Neural changes related to motion processing in healthy aging

Stefanie C Biehl* (Corresponding Author), Melanie Andersen, Gordon D Waiter, Karin S Pilz

*Corresponding author for this work

Research output: Contribution to journalArticlepeer-review

13 Citations (Scopus)
7 Downloads (Pure)


Behavioral studies have found a striking decline in the processing of low-level motion in healthy aging whereas the processing of more relevant and familiar biological motion is relatively preserved. This fMRI study investigated the neural correlates of low-level radial motion processing and biological motion processing in 19 healthy older adults (age range 62-78 years) and in 19 younger adults (age range 20-30 years). Brain regions related to both types of motion stimuli were evaluated and the magnitude and time-courses of activation in those regions of interest were calculated. Whole-brain comparisons showed increased temporal and frontal activation in the older group for low-level motion but no differences for biological motion. Time-course analyses in regions of interest known to be involved in both types of motion processing likewise did not reveal any age-differences for biological motion. Our results show that low-level motion processing in healthy aging requires the recruitment of additional resources, whereas areas related to the processing of biological motion processing seem to be relatively preserved.
Original languageEnglish
Pages (from-to)162-169
Number of pages8
JournalNeurobiology of Aging
Early online date1 Jun 2017
Publication statusPublished - Sept 2017

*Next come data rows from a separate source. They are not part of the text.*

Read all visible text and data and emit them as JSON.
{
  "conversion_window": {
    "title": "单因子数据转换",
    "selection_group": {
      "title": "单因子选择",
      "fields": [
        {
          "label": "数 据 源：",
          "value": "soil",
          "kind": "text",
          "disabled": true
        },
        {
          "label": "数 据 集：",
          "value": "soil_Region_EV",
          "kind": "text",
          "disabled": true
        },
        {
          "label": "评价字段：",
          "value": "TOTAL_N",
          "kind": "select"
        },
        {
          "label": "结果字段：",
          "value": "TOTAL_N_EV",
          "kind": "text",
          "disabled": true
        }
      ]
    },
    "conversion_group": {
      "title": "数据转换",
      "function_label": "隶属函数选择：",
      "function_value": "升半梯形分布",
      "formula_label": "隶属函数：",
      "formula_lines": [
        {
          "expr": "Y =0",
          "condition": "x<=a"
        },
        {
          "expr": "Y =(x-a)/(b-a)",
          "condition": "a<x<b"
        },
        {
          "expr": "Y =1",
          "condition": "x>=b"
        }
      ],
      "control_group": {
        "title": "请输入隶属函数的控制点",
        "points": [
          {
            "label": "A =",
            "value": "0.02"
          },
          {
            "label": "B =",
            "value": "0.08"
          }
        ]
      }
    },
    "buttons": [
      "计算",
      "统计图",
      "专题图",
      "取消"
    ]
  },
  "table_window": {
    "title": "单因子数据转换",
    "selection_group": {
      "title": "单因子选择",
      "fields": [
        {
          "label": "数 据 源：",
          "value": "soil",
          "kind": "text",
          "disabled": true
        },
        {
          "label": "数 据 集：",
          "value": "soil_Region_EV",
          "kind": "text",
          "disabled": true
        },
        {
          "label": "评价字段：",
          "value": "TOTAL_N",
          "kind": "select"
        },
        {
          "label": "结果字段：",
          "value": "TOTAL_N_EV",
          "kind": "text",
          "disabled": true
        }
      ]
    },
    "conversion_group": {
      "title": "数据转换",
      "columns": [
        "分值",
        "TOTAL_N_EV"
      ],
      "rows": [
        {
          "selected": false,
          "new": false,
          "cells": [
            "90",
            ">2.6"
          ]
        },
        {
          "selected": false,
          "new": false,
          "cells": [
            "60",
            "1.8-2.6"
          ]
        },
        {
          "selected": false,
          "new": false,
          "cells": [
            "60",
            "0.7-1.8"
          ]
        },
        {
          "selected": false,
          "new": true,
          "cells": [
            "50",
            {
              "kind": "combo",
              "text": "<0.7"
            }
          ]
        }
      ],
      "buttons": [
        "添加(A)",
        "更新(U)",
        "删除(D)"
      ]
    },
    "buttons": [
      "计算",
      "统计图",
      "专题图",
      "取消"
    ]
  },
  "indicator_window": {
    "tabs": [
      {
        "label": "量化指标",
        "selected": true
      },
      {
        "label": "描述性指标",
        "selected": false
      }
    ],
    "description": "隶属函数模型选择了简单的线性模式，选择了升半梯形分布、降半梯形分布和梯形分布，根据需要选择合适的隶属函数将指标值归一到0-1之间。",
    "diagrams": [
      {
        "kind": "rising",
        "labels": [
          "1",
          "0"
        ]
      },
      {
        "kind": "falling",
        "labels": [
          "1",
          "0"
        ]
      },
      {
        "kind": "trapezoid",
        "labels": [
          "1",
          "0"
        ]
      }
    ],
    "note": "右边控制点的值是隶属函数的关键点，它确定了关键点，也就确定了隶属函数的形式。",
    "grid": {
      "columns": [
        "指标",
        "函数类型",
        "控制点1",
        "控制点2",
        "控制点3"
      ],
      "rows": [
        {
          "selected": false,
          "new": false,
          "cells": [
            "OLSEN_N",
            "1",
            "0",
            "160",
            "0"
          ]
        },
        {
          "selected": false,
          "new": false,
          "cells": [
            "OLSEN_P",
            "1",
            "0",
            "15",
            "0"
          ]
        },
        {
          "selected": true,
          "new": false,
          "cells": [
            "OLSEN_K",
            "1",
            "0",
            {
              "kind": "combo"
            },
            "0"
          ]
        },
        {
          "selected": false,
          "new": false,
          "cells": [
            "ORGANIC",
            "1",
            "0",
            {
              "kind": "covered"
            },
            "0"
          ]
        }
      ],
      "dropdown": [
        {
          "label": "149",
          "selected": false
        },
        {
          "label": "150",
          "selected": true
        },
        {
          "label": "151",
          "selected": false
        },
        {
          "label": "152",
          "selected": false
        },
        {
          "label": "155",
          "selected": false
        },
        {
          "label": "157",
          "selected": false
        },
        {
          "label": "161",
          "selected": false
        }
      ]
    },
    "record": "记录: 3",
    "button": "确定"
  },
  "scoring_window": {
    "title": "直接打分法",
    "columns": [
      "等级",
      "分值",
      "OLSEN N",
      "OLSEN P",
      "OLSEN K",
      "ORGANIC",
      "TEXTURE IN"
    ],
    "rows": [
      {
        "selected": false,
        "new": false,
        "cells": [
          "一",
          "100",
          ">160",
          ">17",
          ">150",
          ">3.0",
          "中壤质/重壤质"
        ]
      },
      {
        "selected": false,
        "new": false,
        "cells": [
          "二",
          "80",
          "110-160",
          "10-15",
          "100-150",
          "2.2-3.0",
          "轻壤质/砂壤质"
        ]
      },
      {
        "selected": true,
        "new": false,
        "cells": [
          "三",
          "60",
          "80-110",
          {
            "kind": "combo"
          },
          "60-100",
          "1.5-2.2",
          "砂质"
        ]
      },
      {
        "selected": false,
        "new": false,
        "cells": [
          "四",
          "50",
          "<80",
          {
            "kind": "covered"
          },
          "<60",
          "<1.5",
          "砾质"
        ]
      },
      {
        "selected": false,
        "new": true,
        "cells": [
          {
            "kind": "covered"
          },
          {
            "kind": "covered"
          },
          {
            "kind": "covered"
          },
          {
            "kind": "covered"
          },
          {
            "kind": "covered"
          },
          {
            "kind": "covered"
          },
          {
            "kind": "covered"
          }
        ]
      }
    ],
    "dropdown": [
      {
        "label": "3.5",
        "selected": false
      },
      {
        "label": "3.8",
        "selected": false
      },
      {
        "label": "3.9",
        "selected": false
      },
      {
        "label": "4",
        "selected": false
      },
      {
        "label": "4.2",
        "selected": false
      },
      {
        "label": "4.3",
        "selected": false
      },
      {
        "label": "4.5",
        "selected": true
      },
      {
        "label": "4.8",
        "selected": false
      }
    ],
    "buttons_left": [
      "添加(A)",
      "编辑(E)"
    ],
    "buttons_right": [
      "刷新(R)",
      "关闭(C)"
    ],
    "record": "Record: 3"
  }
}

Bibliographical note

The authors wish to thank the research staff at the Aberdeen Biomedical Imaging Centre for their assistance during experimental setup and data collection, and James Urquhart for technical assistance.

Funding: This work was supported by the Biotechnology and Biological Sciences Research Council [grant number BB/K007173/1].


  • healthy aging
  • fMRI
  • motion processing
  • radial motion
  • biological motion


Dive into the research topics of 'Neural changes related to motion processing in healthy aging'. Together they form a unique fingerprint.

Cite this